About Death Investigations in Ontario
The Office of the Chief Coroner works closely with the Ontario Forensic Pathology Service to ensure a coordinated and collaborative approach to death investigation in the public interest. Together, the Chief Coroner and Chief Forensic Pathologist provide dual leadership for Ontario’s death investigation system that strives to provide services of the highest calibre.
The Office of the Chief Coroner serves the living through high quality death investigations and inquests to ensure that no death is overlooked, concealed or ignored. The findings are used to generate recommendations to help improve public safety and prevent further deaths.
In Ontario, coroners are medical doctors with specialized training in the principles of death investigation. Coroners investigate approximately 17,000 deaths per year in accordance with section 10 of the Coroners Act.
The Ontario Forensic Pathology Service provides forensic pathology services in accordance with the Coroners Act. It provides medicolegal autopsy services for public death investigations under the legal authority of a coroner. The Ontario Forensic Pathology Service performs over 7,500 autopsies per year.
Child and Youth Death Review: Pilot Project Notice
Since 1991, the Office of the Chief Coroner has been conducting reviews of child and youth deaths (0-19 years) in Ontario for the purpose of identifying risk factors and recommendations to prevent premature death. The Paediatric Death Review Committee has conducted thousands of case reviews since its inception in keeping with the public safety mandate of the Office of the Chief Coroner.
As part of the plan to improve the health, safety and well-being of Ontario children and youth, the Office of the Chief Coroner is working to update and expand its current approach to child and youth death review. In 2014, a partnership was formed with the Ministry of Children, Community and Social Services and the former Ontario Child Advocate to develop a best in-class model of child and youth death review and analysis.

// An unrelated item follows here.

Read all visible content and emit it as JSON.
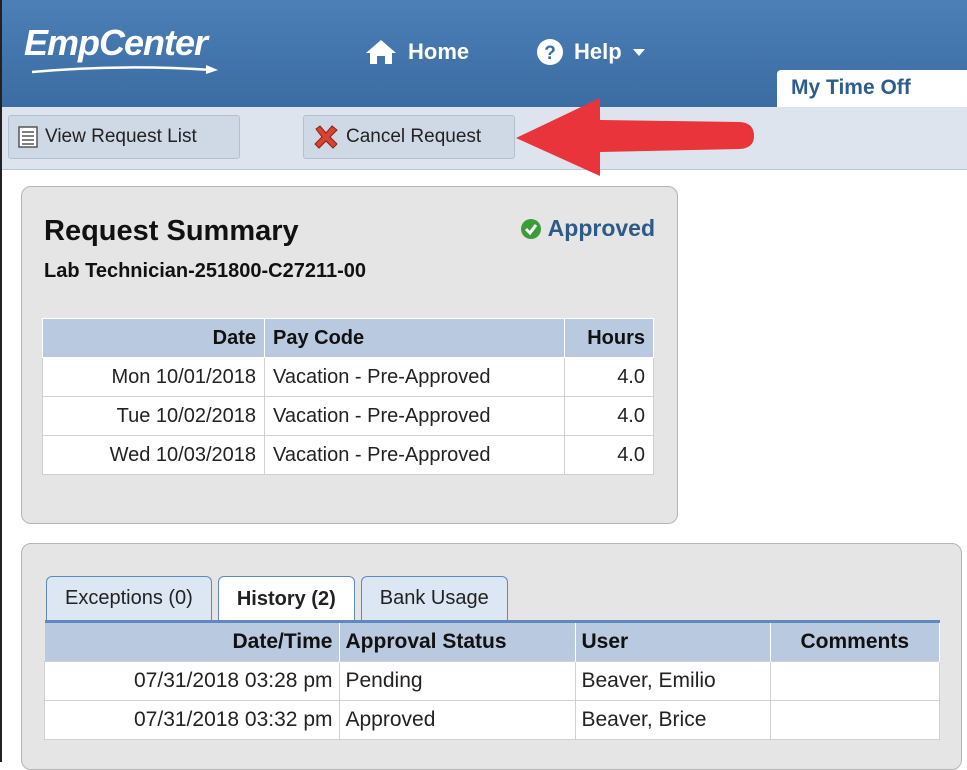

The objective of the new model will be to improve the health, safety and well-being of Ontario’s children and youth and reduce the child and youth mortality rate in Ontario.
The Office of the Chief Coroner has launched a pilot project that will collect and link data on all deaths of children and youth to better understand how life circumstances can influence the deaths of young people in Ontario. The Child and Youth Death Review and Analysis (CYDRA) Data Integration Pilot Project will be collecting personal data from five public sector ministries on young people between the ages of 10 to 24 (inclusive) who have died between 2007 and 2018 as part of a coroner’s investigation into deaths of children and youth in Ontario.
The data will be linked together to inform the creation of a risk predictive model. This model will help us learn more about the life trajectories of specific young people who have died by suicide and gun-related homicide. We also expect to evaluate trends on these particular death types that can then be used to support the research and development of effective strategies to prevent further deaths, in the interest of public health and safety.
Personal information being collected will be done so under the authority of the Coroners Act, R.S.O. 1990 C. C. 37 as amended, the Freedom of Information and Protection of Privacy Act and the Youth Criminal Justice Act. Question about this collection and this project should be directed to:
25 Morton Shulman Avenue
Toronto Ontario M3M 0B1
tel: 416-314-4000 or toll-free: 1-877-991-9959
or by email at: firstname.lastname@example.org
NOTE: The CYDRA team within the Office of the Chief Coroner is a project based team that will be leading this pilot project as part of its mandate to review and analyze deaths of young people in Ontario. The CYDRA team was created to support the development and implementation of this pilot project by testing the concepts and structure of a "best-in-class" model of child and youth death review and analysis in Ontario.